→ **WHAT NEEDS TO BE DONE**:
Copy each line containing the word "JSON" from the records that follow, please.

→ **THE DATA**:
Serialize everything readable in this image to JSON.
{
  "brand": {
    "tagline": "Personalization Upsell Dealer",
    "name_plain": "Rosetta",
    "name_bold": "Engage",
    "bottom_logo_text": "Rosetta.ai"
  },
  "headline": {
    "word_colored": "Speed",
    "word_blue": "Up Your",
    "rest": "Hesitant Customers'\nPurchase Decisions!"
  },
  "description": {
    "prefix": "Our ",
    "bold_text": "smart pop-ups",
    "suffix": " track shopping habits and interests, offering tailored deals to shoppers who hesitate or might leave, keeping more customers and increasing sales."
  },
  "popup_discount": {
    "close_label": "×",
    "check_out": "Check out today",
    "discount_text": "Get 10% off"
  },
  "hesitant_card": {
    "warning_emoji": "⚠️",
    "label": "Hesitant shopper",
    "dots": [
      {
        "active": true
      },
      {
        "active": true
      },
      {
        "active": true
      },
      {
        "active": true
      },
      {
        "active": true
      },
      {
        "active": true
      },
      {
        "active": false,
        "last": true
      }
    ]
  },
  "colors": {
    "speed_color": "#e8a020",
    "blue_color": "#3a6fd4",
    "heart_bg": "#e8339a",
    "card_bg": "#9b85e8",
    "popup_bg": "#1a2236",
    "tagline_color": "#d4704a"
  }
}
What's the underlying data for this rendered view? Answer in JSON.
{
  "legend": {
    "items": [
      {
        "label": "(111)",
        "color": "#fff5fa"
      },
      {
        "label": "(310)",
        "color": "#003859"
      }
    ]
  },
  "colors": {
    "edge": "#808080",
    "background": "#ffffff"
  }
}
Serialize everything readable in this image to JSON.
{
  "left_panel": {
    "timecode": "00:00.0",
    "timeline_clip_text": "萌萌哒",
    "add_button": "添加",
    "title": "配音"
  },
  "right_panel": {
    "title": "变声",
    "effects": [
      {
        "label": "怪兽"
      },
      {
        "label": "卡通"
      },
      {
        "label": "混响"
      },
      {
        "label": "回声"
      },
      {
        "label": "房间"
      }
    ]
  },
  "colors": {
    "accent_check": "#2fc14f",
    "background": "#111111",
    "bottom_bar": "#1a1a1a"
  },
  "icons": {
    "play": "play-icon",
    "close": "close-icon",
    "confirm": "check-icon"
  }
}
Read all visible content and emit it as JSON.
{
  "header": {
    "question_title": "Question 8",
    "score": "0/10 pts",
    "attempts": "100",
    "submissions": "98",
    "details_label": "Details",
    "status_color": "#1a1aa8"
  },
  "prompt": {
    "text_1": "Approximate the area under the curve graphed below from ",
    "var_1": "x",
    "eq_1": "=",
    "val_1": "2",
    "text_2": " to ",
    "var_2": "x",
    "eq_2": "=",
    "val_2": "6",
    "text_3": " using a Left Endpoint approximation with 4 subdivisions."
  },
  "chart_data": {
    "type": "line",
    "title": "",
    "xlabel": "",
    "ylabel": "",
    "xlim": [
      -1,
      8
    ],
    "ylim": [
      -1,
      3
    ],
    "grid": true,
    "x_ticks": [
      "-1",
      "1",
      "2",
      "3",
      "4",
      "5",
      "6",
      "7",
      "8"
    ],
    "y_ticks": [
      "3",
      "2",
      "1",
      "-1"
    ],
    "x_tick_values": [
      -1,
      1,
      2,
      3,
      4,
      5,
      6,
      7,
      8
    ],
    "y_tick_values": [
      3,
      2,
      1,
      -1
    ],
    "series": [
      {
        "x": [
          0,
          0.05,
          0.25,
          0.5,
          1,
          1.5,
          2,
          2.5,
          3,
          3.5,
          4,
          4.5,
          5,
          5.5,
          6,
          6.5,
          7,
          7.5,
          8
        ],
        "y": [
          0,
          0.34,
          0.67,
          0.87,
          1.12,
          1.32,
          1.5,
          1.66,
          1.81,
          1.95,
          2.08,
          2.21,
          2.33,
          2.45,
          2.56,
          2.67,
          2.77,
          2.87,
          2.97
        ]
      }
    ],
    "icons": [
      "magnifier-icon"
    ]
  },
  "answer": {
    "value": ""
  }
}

→ **TASK ANSWER**:
Serialize everything readable in this image to JSON.
What's the underlying data for this rendered view? Answer in JSON.
Serialize everything readable in this image to JSON.
Read all visible content and emit it as JSON.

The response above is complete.